───── Input ─────
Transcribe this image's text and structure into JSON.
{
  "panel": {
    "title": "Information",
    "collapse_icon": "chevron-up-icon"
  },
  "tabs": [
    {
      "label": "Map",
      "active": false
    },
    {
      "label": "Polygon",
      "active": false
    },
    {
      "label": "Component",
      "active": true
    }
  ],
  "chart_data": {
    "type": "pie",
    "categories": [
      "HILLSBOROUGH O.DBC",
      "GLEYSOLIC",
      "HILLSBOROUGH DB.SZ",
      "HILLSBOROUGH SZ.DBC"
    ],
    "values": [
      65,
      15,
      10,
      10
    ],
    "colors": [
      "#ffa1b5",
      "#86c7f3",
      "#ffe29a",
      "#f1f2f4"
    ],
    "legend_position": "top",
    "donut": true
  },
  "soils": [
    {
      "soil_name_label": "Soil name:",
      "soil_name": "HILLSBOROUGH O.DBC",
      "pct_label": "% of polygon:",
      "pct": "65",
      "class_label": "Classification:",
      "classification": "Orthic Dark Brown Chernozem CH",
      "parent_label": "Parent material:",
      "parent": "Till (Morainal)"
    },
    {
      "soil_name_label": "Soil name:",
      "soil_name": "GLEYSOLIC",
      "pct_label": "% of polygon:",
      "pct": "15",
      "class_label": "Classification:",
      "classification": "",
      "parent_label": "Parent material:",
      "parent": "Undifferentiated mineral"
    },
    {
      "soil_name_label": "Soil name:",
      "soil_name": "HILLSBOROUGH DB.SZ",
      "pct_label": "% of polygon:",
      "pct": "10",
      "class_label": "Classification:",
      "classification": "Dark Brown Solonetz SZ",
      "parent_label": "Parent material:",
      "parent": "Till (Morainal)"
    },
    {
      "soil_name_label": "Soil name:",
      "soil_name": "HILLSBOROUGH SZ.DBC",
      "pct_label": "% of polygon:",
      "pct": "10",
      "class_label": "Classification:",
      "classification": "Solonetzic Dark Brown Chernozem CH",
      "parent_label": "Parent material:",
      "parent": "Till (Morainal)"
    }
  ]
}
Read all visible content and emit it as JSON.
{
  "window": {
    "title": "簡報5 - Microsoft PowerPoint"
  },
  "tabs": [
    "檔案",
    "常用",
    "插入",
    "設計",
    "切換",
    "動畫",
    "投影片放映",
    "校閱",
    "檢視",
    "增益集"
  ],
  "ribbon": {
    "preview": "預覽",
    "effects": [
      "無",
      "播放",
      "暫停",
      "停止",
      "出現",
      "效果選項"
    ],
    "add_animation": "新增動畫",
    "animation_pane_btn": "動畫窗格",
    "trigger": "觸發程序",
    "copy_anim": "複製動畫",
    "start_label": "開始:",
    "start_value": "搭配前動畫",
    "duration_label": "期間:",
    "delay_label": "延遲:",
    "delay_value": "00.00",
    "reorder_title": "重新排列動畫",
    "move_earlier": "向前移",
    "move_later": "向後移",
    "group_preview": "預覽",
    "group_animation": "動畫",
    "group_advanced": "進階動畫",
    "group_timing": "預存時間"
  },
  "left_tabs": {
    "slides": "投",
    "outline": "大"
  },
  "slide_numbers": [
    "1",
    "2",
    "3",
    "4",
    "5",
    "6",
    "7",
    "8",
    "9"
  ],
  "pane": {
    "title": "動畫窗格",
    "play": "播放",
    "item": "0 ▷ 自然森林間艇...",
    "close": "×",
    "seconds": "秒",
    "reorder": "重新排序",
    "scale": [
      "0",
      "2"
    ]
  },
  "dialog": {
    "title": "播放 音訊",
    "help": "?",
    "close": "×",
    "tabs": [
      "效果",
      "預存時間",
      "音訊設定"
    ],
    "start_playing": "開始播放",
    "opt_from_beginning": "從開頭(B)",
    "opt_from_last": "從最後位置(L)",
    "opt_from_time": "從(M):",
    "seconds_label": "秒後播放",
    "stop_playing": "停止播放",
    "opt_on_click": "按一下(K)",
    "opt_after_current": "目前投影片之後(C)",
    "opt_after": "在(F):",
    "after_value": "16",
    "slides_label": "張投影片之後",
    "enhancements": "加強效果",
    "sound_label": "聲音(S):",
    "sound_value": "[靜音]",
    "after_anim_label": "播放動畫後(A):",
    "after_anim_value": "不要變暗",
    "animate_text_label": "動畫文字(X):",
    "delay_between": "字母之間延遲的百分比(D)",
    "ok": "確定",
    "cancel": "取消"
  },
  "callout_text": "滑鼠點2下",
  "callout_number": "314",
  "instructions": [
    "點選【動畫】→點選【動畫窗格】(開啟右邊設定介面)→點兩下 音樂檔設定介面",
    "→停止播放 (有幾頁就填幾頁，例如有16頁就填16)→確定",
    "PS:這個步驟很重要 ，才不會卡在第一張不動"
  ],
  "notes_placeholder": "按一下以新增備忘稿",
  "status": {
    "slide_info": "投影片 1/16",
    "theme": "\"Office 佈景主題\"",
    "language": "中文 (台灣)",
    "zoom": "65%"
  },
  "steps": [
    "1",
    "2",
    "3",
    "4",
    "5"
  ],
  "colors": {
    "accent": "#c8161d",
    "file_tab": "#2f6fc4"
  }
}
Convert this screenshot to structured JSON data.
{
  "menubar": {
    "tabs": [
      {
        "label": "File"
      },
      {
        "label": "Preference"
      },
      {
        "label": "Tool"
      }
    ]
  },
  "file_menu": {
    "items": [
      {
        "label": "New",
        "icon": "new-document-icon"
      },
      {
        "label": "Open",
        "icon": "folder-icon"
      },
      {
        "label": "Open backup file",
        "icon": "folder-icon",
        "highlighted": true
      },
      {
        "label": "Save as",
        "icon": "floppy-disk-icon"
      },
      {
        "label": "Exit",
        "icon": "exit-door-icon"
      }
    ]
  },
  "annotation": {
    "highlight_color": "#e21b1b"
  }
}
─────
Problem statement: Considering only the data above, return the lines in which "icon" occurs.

Answer to this task:
    "collapse_icon": "chevron-up-icon"
        "icon": "new-document-icon"
        "icon": "folder-icon"
        "icon": "folder-icon",
        "icon": "floppy-disk-icon"
        "icon": "exit-door-icon"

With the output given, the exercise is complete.